This task requires every entry to be set down again exactly.

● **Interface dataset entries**
━━━

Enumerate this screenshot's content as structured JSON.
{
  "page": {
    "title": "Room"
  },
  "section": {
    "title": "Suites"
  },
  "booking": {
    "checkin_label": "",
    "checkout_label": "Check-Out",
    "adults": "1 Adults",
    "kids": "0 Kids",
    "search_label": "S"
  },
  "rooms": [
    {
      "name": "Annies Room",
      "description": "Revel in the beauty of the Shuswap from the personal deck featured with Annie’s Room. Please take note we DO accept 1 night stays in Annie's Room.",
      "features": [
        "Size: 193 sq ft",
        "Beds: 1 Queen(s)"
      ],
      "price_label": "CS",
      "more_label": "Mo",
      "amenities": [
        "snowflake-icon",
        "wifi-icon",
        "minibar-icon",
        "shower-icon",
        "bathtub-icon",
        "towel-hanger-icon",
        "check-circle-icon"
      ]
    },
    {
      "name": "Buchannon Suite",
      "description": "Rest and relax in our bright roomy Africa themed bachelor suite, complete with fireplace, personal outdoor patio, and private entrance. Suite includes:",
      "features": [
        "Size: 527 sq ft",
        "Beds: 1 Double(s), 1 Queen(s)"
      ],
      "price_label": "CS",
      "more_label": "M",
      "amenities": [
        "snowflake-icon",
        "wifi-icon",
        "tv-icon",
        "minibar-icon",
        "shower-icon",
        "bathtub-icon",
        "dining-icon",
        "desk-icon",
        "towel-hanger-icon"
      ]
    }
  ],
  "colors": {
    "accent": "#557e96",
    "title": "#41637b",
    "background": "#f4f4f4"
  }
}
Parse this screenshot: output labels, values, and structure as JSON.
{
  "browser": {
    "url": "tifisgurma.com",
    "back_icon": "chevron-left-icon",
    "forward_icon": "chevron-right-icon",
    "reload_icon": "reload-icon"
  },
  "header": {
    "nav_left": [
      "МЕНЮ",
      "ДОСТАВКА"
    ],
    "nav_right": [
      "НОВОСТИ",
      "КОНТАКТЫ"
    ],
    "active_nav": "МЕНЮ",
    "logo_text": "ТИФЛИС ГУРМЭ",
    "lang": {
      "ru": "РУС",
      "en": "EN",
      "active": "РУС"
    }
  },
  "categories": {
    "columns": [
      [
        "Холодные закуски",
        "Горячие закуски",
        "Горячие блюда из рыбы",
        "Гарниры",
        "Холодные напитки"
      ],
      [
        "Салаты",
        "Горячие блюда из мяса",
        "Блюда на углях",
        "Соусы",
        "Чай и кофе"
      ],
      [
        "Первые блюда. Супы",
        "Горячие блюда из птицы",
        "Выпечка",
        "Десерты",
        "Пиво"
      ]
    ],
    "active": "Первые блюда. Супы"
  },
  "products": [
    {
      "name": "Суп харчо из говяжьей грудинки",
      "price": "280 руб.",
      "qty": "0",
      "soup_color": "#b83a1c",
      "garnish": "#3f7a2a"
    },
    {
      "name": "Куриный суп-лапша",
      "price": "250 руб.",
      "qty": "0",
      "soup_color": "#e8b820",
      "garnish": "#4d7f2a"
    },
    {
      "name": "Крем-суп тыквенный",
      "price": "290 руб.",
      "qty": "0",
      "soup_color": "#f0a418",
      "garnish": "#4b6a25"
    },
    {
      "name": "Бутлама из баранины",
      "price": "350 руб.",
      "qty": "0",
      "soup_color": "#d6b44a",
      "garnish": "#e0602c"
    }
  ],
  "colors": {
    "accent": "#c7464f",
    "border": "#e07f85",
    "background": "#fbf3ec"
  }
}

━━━

● **Output below**
Enumerate this screenshot's content as structured JSON.
{
  "page": {
    "title": "Room"
  },
  "section": {
    "title": "Suites"
  },
  "booking": {
    "checkin_label": "",
    "checkout_label": "Check-Out",
    "adults": "1 Adults",
    "kids": "0 Kids",
    "search_label": "S"
  },
  "rooms": [
    {
      "name": "Annies Room",
      "description": "Revel in the beauty of the Shuswap from the personal deck featured with Annie’s Room. Please take note we DO accept 1 night stays in Annie's Room.",
      "features": [
        "Size: 193 sq ft",
        "Beds: 1 Queen(s)"
      ],
      "price_label": "CS",
      "more_label": "Mo",
      "amenities": [
        "snowflake-icon",
        "wifi-icon",
        "minibar-icon",
        "shower-icon",
        "bathtub-icon",
        "towel-hanger-icon",
        "check-circle-icon"
      ]
    },
    {
      "name": "Buchannon Suite",
      "description": "Rest and relax in our bright roomy Africa themed bachelor suite, complete with fireplace, personal outdoor patio, and private entrance. Suite includes:",
      "features": [
        "Size: 527 sq ft",
        "Beds: 1 Double(s), 1 Queen(s)"
      ],
      "price_label": "CS",
      "more_label": "M",
      "amenities": [
        "snowflake-icon",
        "wifi-icon",
        "tv-icon",
        "minibar-icon",
        "shower-icon",
        "bathtub-icon",
        "dining-icon",
        "desk-icon",
        "towel-hanger-icon"
      ]
    }
  ],
  "colors": {
    "accent": "#557e96",
    "title": "#41637b",
    "background": "#f4f4f4"
  }
}
Parse this screenshot: output labels, values, and structure as JSON.
{
  "browser": {
    "url": "tifisgurma.com",
    "back_icon": "chevron-left-icon",
    "forward_icon": "chevron-right-icon",
    "reload_icon": "reload-icon"
  },
  "header": {
    "nav_left": [
      "МЕНЮ",
      "ДОСТАВКА"
    ],
    "nav_right": [
      "НОВОСТИ",
      "КОНТАКТЫ"
    ],
    "active_nav": "МЕНЮ",
    "logo_text": "ТИФЛИС ГУРМЭ",
    "lang": {
      "ru": "РУС",
      "en": "EN",
      "active": "РУС"
    }
  },
  "categories": {
    "columns": [
      [
        "Холодные закуски",
        "Горячие закуски",
        "Горячие блюда из рыбы",
        "Гарниры",
        "Холодные напитки"
      ],
      [
        "Салаты",
        "Горячие блюда из мяса",
        "Блюда на углях",
        "Соусы",
        "Чай и кофе"
      ],
      [
        "Первые блюда. Супы",
        "Горячие блюда из птицы",
        "Выпечка",
        "Десерты",
        "Пиво"
      ]
    ],
    "active": "Первые блюда. Супы"
  },
  "products": [
    {
      "name": "Суп харчо из говяжьей грудинки",
      "price": "280 руб.",
      "qty": "0",
      "soup_color": "#b83a1c",
      "garnish": "#3f7a2a"
    },
    {
      "name": "Куриный суп-лапша",
      "price": "250 руб.",
      "qty": "0",
      "soup_color": "#e8b820",
      "garnish": "#4d7f2a"
    },
    {
      "name": "Крем-суп тыквенный",
      "price": "290 руб.",
      "qty": "0",
      "soup_color": "#f0a418",
      "garnish": "#4b6a25"
    },
    {
      "name": "Бутлама из баранины",
      "price": "350 руб.",
      "qty": "0",
      "soup_color": "#d6b44a",
      "garnish": "#e0602c"
    }
  ],
  "colors": {
    "accent": "#c7464f",
    "border": "#e07f85",
    "background": "#fbf3ec"
  }
}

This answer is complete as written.